“Avoid It, If There’s Pain”
Does This Pilates Maxim Do Our Clients More Harm Than Good?
by Marie Wittman
I am in the midst of relocating from California to Minnesota and part of this move has involved placing my clients in another trusted teacher’s hands. While I have gone through this process in the past, this was the first time I spent extra time reviewing my teaching approach with the teacher that is taking over for me. This was largely because many of my clients have chronic injuries and pain and they experienced significant leaps in healing and/or managing their conditions in the time we worked together. As I discussed my strategy with my successor, it became more apparent to me how much I had “strayed” from the common approach to pain in the Pilates field: to avoid the exercise (or movement) if there is pain.
My study of pain has not been extensive by any means, but my research into the body’s tissues has often involved some meandering into pain science. As a result, I see pain through a different lens now and it has changed how I structure lessons. While treatment of pain is beyond the scope of the Pilates instructor (unless one is also a licensed physical therapist, doctor, etc.), we certainly work with clients that are living with acute or chronic pain, so we can hardly ignore the matter. More precisely, it is valuable for us to have at least a basic understanding of current pain research so that we can make wiser choices in how we teach and when to refer the client to a specialist.
The topic of pain is way too complex to be properly addressed in this short article. What I have done below is to highlight a few points and then provide some suggested resources for you to use to explore further.
Pain is a multi-factorial experience.
While it might be nice to say authoritatively “your back pain is due to your poor posture,” the reality is that such a statement is false. Specialists researching back pain do not unequivocally say that poor posture is the cause of back pain. In fact, a lot of the research indicates that we do not really know what causes back pain. So, although in some instances it may be possible to make a direct correlation between some tissue damage (say a cut or a fracture) and pain, in many instances the pain a person experiences may have no clear relationship to tissue damage (at least within the context of what we currently know about the human organism). Current pain research suggests that pain stems from a combination of tissue damage (or the perception of a threat of tissue damage), proprioception, thought/beliefs, movement, emotion, and sensory signaling. And that each person’s experience of pain will be unique.
In practice: With this broader perspective of pain, I use different tactics with each client and their sessions are no longer limited to exercises that avoid the pain (or a painful area), but are an opportunity to guide a client in movement that investigates her/his experience of pain in a sphere of positivity.
Pain is a signal to motivate behavior, not a reflection of damage.
The current thinking is that the signal of pain is to motivate some response that will be protective. Pain is a signal from the brain outward, not a signal from an area of the body toward the brain. In other words, pain is an output signal, not an input signal. The brain is collating information from various “inputs,” such as nociception, proprioception, other sensory signals, emotions, and memories, and then, given all the assembled factors, a signal of pain may or may not be sent out.
In practice: Each time a client reports experiencing pain (inside or outside the studio), I now consider a range of factors to look into with my client.
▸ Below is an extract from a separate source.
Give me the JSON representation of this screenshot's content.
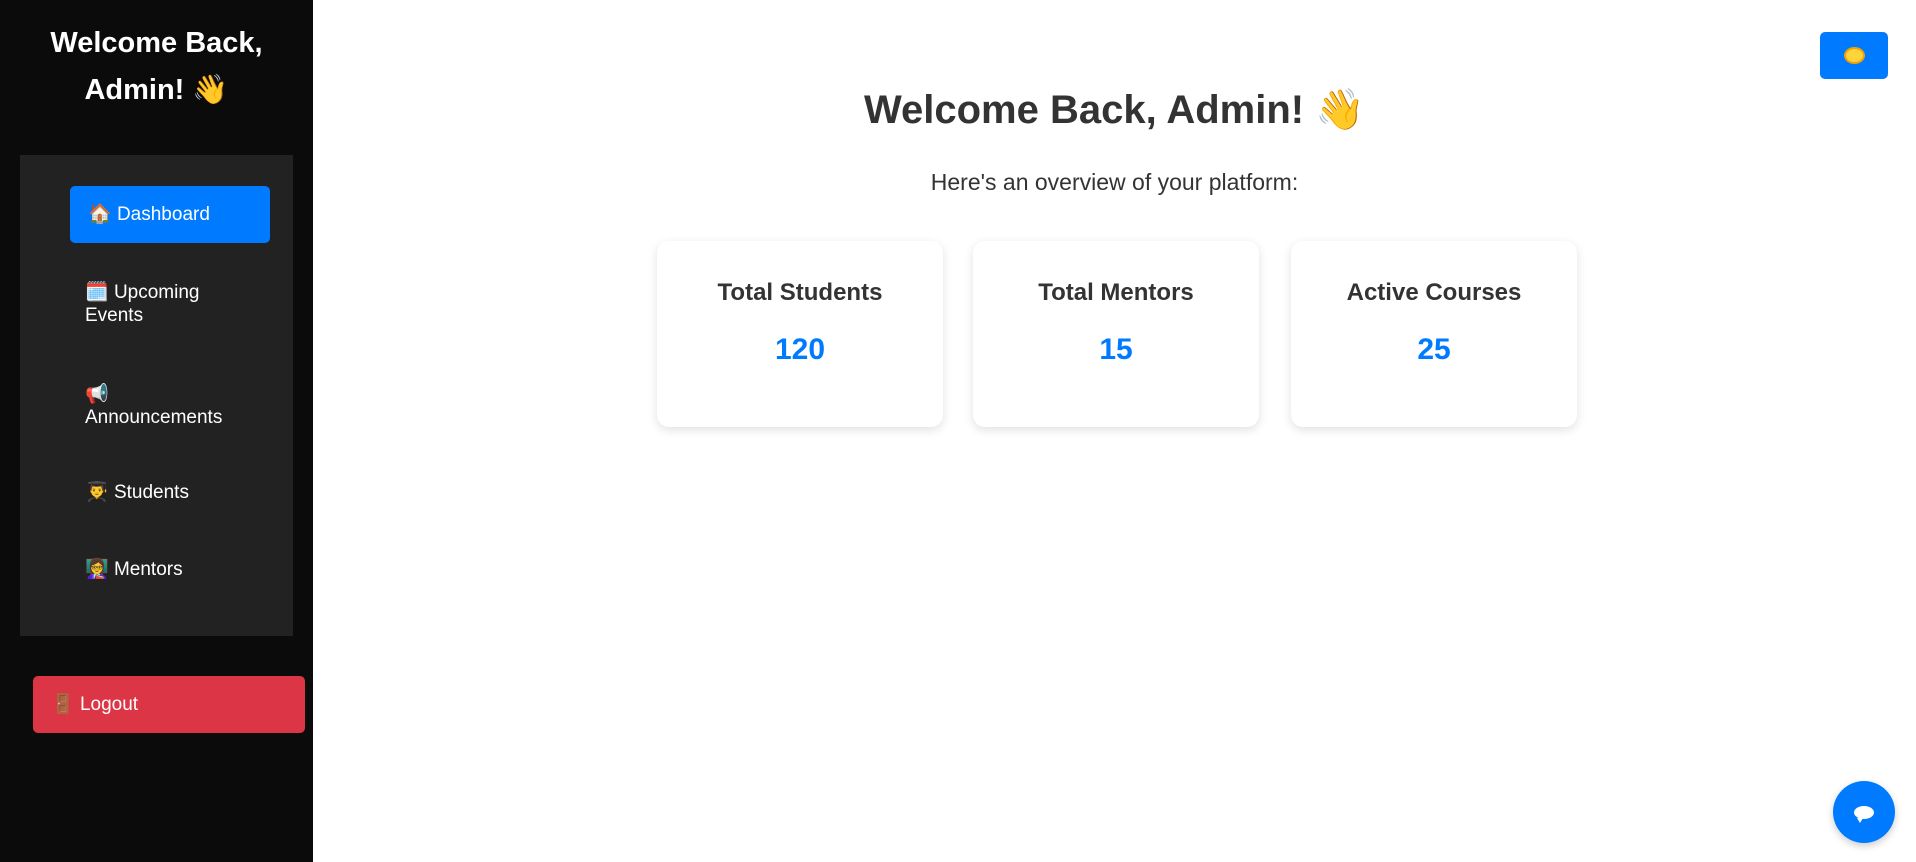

For example, with a client who has back pain, I may ask about the environment in which they experienced the pain, or dissect a worrisome movement to its basics to assess their proprioception of that area on their body. I encourage them to take stock of what they sense, of what they feel, and describe more fully their sensation of pain.
Pain is not an indication of a poor movement pattern or bad posture.
Sticking with my back pain example: a client comes into a studio with “poor posture” or who sits a lot, and her/his back pain will quickly be said to be caused by either of these two habits. However, the research shows that there is no significant correlation between pain and “poor” movement patterns or “bad” posture. I put these words in quotes to highlight that it is a subjective assessment that labels any movement pattern or posture as bad. The reality is that no one posture or movement is detrimental to our well-being; rather it is the frequency of being in one posture or habitually moving in one way plus the absence of a wide variety in our postures and movements that contributes to pain. And still it is just a contributing factor and not the sole cause. As I said above, there are many factors that come into play with pain.
In practice: When I notice a particular movement pattern or posture in a client, I find ways to incorporate other movement patterns in order to strengthen all ranges of motion in all joints.
As you can see these three points intersect and feed into each other, just as the various factors contributing to the experience of pain ebb and flow into each other. What the current research on pain science opens up for movement instructors is quite exciting, in my opinion, and I hope this brief review inspires you to think differently about pain and to do some further reading and perhaps training on the subject. As usual, I would love to hear your thoughts and if you have found any discussions on pain insightful, please share.
- A great overview from one of my colleagues, while she teaches yoga, the info is applicable to Pilates as well.
- An excellent discussion from a physiotherapist’s perspective (I also wholeheartedly agree with his reframing of movement as sensitive instead of poor/bad/faulty)
- Todd Hargrove’s blog and book – both of which are worth perusing